■ **WORK REQUEST**: From the data below, copy out every line in which the word "JSON" occurs.

■ **STUDY MATERIAL**:
----------------

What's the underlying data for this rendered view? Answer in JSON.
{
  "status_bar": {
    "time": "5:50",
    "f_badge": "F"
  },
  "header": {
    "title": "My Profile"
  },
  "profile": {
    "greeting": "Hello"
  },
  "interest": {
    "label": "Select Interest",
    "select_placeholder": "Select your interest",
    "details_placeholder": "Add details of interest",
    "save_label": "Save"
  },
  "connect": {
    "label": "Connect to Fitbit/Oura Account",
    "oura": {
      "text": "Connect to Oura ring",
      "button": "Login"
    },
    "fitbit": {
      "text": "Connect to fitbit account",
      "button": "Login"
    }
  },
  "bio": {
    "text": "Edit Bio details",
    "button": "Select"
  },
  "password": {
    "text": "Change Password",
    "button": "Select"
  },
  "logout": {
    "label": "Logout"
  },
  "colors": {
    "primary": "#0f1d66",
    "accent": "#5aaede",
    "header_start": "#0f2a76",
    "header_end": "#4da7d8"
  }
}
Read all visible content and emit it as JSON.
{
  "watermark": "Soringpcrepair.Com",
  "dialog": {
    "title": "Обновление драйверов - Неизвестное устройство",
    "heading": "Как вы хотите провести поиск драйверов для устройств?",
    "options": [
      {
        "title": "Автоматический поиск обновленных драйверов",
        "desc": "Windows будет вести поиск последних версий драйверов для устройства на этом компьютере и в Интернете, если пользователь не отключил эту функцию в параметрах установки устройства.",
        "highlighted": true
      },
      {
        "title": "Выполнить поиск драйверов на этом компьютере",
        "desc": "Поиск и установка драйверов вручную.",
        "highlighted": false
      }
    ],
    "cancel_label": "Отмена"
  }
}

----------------

■ **SOLUTION FOR THIS TASK**:
What's the underlying data for this rendered view? Answer in JSON.
Read all visible content and emit it as JSON.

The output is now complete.